[RECORDED INFORMATION]:
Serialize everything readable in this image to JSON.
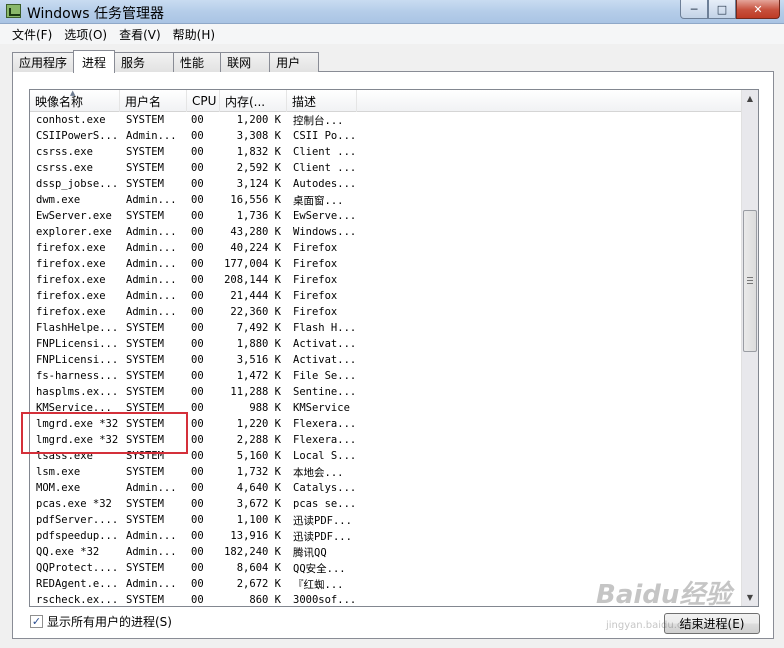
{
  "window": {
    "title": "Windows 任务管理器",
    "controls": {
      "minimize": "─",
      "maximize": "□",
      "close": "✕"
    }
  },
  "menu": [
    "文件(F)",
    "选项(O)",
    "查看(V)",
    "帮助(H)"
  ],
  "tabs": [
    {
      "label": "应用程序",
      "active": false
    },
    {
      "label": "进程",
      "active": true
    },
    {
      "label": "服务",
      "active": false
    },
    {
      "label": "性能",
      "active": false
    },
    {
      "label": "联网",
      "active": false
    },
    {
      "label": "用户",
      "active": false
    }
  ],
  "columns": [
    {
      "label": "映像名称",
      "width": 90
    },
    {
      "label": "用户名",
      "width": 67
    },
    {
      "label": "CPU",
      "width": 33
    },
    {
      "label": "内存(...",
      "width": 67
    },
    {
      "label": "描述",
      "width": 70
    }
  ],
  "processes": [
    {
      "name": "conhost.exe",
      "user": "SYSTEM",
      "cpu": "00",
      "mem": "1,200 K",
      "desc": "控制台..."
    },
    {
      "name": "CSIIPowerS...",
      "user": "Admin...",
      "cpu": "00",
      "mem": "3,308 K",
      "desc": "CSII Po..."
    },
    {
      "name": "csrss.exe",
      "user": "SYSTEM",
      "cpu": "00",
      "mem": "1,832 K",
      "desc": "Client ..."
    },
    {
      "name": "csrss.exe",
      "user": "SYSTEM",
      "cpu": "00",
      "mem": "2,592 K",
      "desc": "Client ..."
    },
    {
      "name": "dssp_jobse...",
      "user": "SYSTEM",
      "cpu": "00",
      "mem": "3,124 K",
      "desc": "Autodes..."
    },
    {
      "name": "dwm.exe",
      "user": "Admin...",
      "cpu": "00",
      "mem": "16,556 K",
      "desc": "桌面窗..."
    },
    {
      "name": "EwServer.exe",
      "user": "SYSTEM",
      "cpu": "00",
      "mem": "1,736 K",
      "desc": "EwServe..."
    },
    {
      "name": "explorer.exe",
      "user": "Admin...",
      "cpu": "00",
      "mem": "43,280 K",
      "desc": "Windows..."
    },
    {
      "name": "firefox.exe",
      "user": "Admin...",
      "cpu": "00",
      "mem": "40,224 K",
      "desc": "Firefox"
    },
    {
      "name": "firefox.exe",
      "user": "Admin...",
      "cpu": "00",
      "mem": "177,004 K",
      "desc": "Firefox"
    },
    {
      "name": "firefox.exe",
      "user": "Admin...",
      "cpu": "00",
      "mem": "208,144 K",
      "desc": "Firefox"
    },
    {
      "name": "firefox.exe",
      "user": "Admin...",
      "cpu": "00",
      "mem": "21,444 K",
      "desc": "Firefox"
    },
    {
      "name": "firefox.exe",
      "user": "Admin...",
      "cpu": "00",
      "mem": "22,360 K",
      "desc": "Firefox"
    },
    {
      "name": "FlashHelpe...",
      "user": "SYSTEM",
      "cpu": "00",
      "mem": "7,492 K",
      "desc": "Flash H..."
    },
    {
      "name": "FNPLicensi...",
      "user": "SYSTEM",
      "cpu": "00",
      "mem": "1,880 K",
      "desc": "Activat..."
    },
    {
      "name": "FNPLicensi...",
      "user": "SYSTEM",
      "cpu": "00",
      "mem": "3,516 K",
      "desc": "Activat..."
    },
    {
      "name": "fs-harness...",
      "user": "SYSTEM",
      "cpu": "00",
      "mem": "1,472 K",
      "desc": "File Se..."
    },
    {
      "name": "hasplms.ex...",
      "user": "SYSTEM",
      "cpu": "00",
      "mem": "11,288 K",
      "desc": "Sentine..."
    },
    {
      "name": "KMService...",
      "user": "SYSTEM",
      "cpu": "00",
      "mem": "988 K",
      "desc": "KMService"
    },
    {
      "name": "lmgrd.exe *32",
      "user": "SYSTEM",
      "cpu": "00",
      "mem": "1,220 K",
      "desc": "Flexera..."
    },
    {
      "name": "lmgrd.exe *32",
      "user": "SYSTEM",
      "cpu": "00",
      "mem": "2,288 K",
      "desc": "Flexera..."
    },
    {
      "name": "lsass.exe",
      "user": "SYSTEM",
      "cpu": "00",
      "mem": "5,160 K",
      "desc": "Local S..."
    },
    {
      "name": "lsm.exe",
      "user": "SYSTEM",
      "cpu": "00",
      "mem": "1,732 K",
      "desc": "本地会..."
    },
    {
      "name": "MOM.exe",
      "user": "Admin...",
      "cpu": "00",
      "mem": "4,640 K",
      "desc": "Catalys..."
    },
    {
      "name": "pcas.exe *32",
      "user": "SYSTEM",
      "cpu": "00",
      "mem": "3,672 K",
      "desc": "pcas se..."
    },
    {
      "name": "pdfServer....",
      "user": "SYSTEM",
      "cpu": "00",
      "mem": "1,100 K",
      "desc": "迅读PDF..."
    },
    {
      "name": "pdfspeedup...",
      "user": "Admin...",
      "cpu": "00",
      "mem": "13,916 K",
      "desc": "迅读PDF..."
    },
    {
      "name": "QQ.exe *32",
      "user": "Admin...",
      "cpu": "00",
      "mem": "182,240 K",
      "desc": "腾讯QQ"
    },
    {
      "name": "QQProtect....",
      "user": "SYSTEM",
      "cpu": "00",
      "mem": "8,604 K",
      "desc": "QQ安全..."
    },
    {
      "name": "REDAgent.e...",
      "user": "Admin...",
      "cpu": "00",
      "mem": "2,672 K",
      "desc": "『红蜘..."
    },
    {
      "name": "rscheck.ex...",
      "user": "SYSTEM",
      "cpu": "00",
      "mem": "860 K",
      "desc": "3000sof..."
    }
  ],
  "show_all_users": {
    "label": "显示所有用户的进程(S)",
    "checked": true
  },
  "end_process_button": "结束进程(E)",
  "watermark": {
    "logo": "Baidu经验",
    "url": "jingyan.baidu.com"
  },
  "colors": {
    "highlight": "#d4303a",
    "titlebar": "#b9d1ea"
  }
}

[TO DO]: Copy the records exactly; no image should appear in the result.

[TASK SOLUTION]:
Serialize everything readable in this image to JSON.
{
  "window": {
    "title": "Windows 任务管理器",
    "controls": {
      "minimize": "─",
      "maximize": "□",
      "close": "✕"
    }
  },
  "menu": [
    "文件(F)",
    "选项(O)",
    "查看(V)",
    "帮助(H)"
  ],
  "tabs": [
    {
      "label": "应用程序",
      "active": false
    },
    {
      "label": "进程",
      "active": true
    },
    {
      "label": "服务",
      "active": false
    },
    {
      "label": "性能",
      "active": false
    },
    {
      "label": "联网",
      "active": false
    },
    {
      "label": "用户",
      "active": false
    }
  ],
  "columns": [
    {
      "label": "映像名称",
      "width": 90
    },
    {
      "label": "用户名",
      "width": 67
    },
    {
      "label": "CPU",
      "width": 33
    },
    {
      "label": "内存(...",
      "width": 67
    },
    {
      "label": "描述",
      "width": 70
    }
  ],
  "processes": [
    {
      "name": "conhost.exe",
      "user": "SYSTEM",
      "cpu": "00",
      "mem": "1,200 K",
      "desc": "控制台..."
    },
    {
      "name": "CSIIPowerS...",
      "user": "Admin...",
      "cpu": "00",
      "mem": "3,308 K",
      "desc": "CSII Po..."
    },
    {
      "name": "csrss.exe",
      "user": "SYSTEM",
      "cpu": "00",
      "mem": "1,832 K",
      "desc": "Client ..."
    },
    {
      "name": "csrss.exe",
      "user": "SYSTEM",
      "cpu": "00",
      "mem": "2,592 K",
      "desc": "Client ..."
    },
    {
      "name": "dssp_jobse...",
      "user": "SYSTEM",
      "cpu": "00",
      "mem": "3,124 K",
      "desc": "Autodes..."
    },
    {
      "name": "dwm.exe",
      "user": "Admin...",
      "cpu": "00",
      "mem": "16,556 K",
      "desc": "桌面窗..."
    },
    {
      "name": "EwServer.exe",
      "user": "SYSTEM",
      "cpu": "00",
      "mem": "1,736 K",
      "desc": "EwServe..."
    },
    {
      "name": "explorer.exe",
      "user": "Admin...",
      "cpu": "00",
      "mem": "43,280 K",
      "desc": "Windows..."
    },
    {
      "name": "firefox.exe",
      "user": "Admin...",
      "cpu": "00",
      "mem": "40,224 K",
      "desc": "Firefox"
    },
    {
      "name": "firefox.exe",
      "user": "Admin...",
      "cpu": "00",
      "mem": "177,004 K",
      "desc": "Firefox"
    },
    {
      "name": "firefox.exe",
      "user": "Admin...",
      "cpu": "00",
      "mem": "208,144 K",
      "desc": "Firefox"
    },
    {
      "name": "firefox.exe",
      "user": "Admin...",
      "cpu": "00",
      "mem": "21,444 K",
      "desc": "Firefox"
    },
    {
      "name": "firefox.exe",
      "user": "Admin...",
      "cpu": "00",
      "mem": "22,360 K",
      "desc": "Firefox"
    },
    {
      "name": "FlashHelpe...",
      "user": "SYSTEM",
      "cpu": "00",
      "mem": "7,492 K",
      "desc": "Flash H..."
    },
    {
      "name": "FNPLicensi...",
      "user": "SYSTEM",
      "cpu": "00",
      "mem": "1,880 K",
      "desc": "Activat..."
    },
    {
      "name": "FNPLicensi...",
      "user": "SYSTEM",
      "cpu": "00",
      "mem": "3,516 K",
      "desc": "Activat..."
    },
    {
      "name": "fs-harness...",
      "user": "SYSTEM",
      "cpu": "00",
      "mem": "1,472 K",
      "desc": "File Se..."
    },
    {
      "name": "hasplms.ex...",
      "user": "SYSTEM",
      "cpu": "00",
      "mem": "11,288 K",
      "desc": "Sentine..."
    },
    {
      "name": "KMService...",
      "user": "SYSTEM",
      "cpu": "00",
      "mem": "988 K",
      "desc": "KMService"
    },
    {
      "name": "lmgrd.exe *32",
      "user": "SYSTEM",
      "cpu": "00",
      "mem": "1,220 K",
      "desc": "Flexera..."
    },
    {
      "name": "lmgrd.exe *32",
      "user": "SYSTEM",
      "cpu": "00",
      "mem": "2,288 K",
      "desc": "Flexera..."
    },
    {
      "name": "lsass.exe",
      "user": "SYSTEM",
      "cpu": "00",
      "mem": "5,160 K",
      "desc": "Local S..."
    },
    {
      "name": "lsm.exe",
      "user": "SYSTEM",
      "cpu": "00",
      "mem": "1,732 K",
      "desc": "本地会..."
    },
    {
      "name": "MOM.exe",
      "user": "Admin...",
      "cpu": "00",
      "mem": "4,640 K",
      "desc": "Catalys..."
    },
    {
      "name": "pcas.exe *32",
      "user": "SYSTEM",
      "cpu": "00",
      "mem": "3,672 K",
      "desc": "pcas se..."
    },
    {
      "name": "pdfServer....",
      "user": "SYSTEM",
      "cpu": "00",
      "mem": "1,100 K",
      "desc": "迅读PDF..."
    },
    {
      "name": "pdfspeedup...",
      "user": "Admin...",
      "cpu": "00",
      "mem": "13,916 K",
      "desc": "迅读PDF..."
    },
    {
      "name": "QQ.exe *32",
      "user": "Admin...",
      "cpu": "00",
      "mem": "182,240 K",
      "desc": "腾讯QQ"
    },
    {
      "name": "QQProtect....",
      "user": "SYSTEM",
      "cpu": "00",
      "mem": "8,604 K",
      "desc": "QQ安全..."
    },
    {
      "name": "REDAgent.e...",
      "user": "Admin...",
      "cpu": "00",
      "mem": "2,672 K",
      "desc": "『红蜘..."
    },
    {
      "name": "rscheck.ex...",
      "user": "SYSTEM",
      "cpu": "00",
      "mem": "860 K",
      "desc": "3000sof..."
    }
  ],
  "show_all_users": {
    "label": "显示所有用户的进程(S)",
    "checked": true
  },
  "end_process_button": "结束进程(E)",
  "watermark": {
    "logo": "Baidu经验",
    "url": "jingyan.baidu.com"
  },
  "colors": {
    "highlight": "#d4303a",
    "titlebar": "#b9d1ea"
  }
}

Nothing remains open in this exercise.